#### TRY IT
Take the data below and filter it for lines containing the word "icon"; show each line found.

== PROVIDED INFORMATION

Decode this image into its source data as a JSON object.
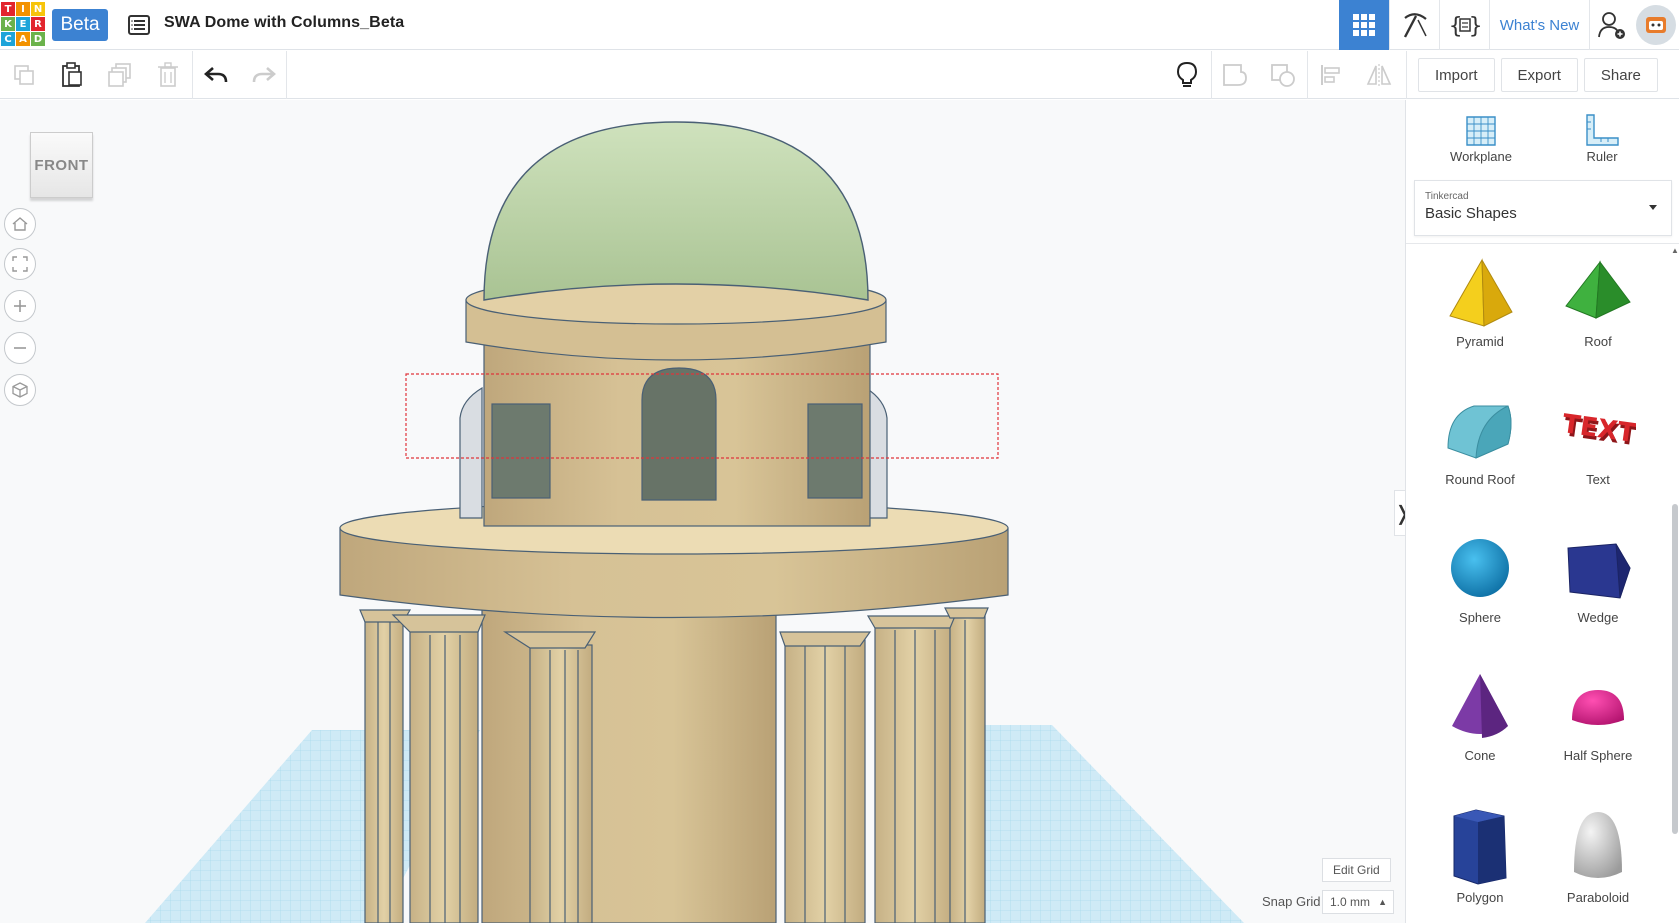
{
  "app": {
    "logo_letters": [
      "T",
      "I",
      "N",
      "K",
      "E",
      "R",
      "C",
      "A",
      "D"
    ],
    "logo_colors": [
      "#e2252d",
      "#f39200",
      "#f7c40a",
      "#6bb24b",
      "#1ea4d9",
      "#e2252d",
      "#1ea4d9",
      "#f39200",
      "#6bb24b"
    ],
    "beta_label": "Beta",
    "document_title": "SWA Dome with Columns_Beta"
  },
  "header": {
    "whats_new": "What's New",
    "accent": "#3c82d2"
  },
  "toolbar": {
    "import_label": "Import",
    "export_label": "Export",
    "share_label": "Share"
  },
  "viewport": {
    "view_cube_label": "FRONT",
    "edit_grid_label": "Edit Grid",
    "snap_grid_label": "Snap Grid",
    "snap_grid_value": "1.0 mm"
  },
  "panel": {
    "tools": [
      {
        "label": "Workplane",
        "icon": "workplane-icon"
      },
      {
        "label": "Ruler",
        "icon": "ruler-icon"
      }
    ],
    "library_source": "Tinkercad",
    "library_name": "Basic Shapes",
    "shapes": [
      {
        "label": "Pyramid",
        "color": "#f1c40f"
      },
      {
        "label": "Roof",
        "color": "#3cae3c"
      },
      {
        "label": "Round Roof",
        "color": "#5bb5c8"
      },
      {
        "label": "Text",
        "color": "#d8262b",
        "glyph": "TEXT"
      },
      {
        "label": "Sphere",
        "color": "#1d9bd7"
      },
      {
        "label": "Wedge",
        "color": "#27338a"
      },
      {
        "label": "Cone",
        "color": "#7c3aa6"
      },
      {
        "label": "Half Sphere",
        "color": "#e0198c"
      },
      {
        "label": "Polygon",
        "color": "#1f3f8c"
      },
      {
        "label": "Paraboloid",
        "color": "#d0d0d0"
      }
    ]
  }
}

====

#### EXERCISE RESULT
        "icon": "workplane-icon"
        "icon": "ruler-icon"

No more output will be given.